US Senate rejects proposal to halt Egypt aid
The Senate roundly rejected a proposal to redirect aid for Egypt into bridge-building projects in the US.
Washington: The Senate roundly rejected a proposal on Wednesday to redirect aid for Egypt into bridge-building projects in the US after a potential Republican presidential candidate and conservative tea party favourite challenged the Obama administration`s refusal to label the ouster of Egypt`s president a military coup.
Senator Rand Paul amendment to next year`s transportation bill would have halted the USD 1.5 billion in mainly military assistance the US provides Egypt each year.
He cited the US law banning most forms of support for countries that suffer a military "coup", a determination the administration has said it won`t make about the Egyptian Army`s July 03 ouster of the Islamist President Mohammed Morsi.
And he invoked US infrastructure shortcomings as well as Detroit`s bankruptcy and Chicago`s violence to make his case for the money to be put back into the domestic economy.
"Our nation`s bridges are crumbling," said Paul, who has previously failed in attempts to cut US support programs for Egypt, Libya and Pakistan. "I propose that we take the billion dollars that is now being illegally given to Egypt and spend it at home."
The Senate voted 86-13 against the measure, the first to be proposed in either chamber of Congress since the Army arrested Morsi, suspended the Constitution and cracked down on the Muslim Brotherhood.
A series of deadly protests have taken place since in what was once Washington`s strongest ally in the Muslim world, but which has faced near constant turmoil since the revolution that toppled dictator Hosni Mubarak in 2011.
The vote laid bare a stark division among Republicans, pitting libertarians like Paul against hawks such as Senators John McCain and Lindsey Graham, who plan to visit Egypt next week at President Barack Obama`s request to press for new elections.
They were joined by Senators Bob Corker and Jim Inhofe, the top Republicans on the Senate`s foreign relations and armed services committees, in speaking out against the amendment.
"It`s important that we send a message to Egypt that we`re not abandoning them," McCain said.

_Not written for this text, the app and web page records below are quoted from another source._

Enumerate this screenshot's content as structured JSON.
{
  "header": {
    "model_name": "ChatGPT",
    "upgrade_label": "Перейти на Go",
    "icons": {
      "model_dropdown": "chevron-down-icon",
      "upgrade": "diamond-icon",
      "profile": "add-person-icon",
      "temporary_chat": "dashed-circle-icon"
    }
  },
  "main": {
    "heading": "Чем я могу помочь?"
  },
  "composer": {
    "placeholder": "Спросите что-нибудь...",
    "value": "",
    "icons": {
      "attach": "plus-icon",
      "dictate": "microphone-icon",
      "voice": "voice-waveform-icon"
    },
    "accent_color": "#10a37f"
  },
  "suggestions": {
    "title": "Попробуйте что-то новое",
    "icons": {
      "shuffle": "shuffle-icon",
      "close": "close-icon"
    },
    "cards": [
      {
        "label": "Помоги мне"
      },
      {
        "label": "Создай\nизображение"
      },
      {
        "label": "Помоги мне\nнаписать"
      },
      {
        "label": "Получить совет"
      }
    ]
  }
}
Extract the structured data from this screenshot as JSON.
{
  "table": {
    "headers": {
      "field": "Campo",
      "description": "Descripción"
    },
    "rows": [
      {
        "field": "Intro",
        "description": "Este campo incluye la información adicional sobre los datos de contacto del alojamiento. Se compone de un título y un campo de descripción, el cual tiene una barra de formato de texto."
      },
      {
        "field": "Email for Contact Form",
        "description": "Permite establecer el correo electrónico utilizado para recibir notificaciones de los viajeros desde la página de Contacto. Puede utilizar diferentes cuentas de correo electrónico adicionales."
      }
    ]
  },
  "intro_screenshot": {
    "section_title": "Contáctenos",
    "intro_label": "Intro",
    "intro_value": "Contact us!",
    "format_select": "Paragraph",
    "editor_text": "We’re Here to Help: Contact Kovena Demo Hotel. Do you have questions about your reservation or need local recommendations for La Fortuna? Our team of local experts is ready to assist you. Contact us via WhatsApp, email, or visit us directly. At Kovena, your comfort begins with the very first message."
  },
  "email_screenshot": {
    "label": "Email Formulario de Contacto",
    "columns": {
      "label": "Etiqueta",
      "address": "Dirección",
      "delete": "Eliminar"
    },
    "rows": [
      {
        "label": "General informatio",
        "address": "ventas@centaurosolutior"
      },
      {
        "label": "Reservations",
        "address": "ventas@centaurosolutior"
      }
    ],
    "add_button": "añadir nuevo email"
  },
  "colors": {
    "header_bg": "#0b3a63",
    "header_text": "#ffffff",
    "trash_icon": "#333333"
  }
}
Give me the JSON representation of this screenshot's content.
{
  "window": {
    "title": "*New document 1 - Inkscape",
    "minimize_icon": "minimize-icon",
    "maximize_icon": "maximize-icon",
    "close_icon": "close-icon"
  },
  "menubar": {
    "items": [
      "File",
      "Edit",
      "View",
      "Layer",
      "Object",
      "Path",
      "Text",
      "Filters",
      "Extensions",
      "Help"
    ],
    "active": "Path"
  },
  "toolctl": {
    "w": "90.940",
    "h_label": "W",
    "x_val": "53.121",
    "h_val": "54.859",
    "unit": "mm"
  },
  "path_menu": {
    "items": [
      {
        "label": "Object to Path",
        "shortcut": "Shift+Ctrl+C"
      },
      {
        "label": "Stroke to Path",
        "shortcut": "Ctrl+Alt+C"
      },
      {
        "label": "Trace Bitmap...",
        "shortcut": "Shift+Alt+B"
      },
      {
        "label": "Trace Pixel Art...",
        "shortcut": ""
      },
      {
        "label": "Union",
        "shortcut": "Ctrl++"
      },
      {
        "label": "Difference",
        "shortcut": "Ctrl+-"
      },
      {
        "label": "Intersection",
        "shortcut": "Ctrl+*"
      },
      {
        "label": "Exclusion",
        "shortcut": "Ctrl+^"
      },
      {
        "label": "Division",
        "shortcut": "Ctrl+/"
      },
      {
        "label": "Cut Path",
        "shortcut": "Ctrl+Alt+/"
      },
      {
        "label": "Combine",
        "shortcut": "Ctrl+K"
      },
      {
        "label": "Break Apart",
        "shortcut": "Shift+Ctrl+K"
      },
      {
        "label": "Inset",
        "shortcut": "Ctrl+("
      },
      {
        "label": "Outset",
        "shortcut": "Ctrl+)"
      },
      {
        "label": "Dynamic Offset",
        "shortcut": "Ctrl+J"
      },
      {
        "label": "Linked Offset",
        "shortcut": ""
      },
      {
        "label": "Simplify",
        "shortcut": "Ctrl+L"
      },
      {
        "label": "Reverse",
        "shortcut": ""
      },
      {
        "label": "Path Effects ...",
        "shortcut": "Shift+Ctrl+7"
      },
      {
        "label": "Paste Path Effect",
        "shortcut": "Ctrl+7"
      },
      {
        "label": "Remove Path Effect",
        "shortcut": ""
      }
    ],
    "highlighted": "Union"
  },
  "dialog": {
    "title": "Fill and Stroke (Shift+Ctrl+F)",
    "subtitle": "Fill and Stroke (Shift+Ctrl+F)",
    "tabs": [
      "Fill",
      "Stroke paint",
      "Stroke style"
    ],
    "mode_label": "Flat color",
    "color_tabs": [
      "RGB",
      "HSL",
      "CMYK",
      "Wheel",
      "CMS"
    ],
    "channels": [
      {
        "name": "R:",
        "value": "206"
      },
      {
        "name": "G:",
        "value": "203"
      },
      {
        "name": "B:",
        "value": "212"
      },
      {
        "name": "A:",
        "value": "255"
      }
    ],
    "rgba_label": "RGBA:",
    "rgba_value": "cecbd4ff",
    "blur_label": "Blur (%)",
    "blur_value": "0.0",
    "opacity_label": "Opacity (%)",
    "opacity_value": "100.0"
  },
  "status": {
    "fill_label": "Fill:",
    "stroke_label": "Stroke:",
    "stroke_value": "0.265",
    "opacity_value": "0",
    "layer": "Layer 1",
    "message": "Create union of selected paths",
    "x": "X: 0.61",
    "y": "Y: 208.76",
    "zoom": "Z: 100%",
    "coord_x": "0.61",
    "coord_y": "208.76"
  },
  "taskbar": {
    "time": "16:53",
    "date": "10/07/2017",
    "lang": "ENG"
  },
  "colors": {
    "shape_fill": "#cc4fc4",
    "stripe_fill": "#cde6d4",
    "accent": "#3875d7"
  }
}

Right now, Egypt is "descending into chaos. It`s going to be a threat to the United States."
Senator Marco Rubio, a potential rival of Paul`s for the Republican ticket in 2016, sought middle ground by urging Egypt`s aid to be restructured to better serve US interests.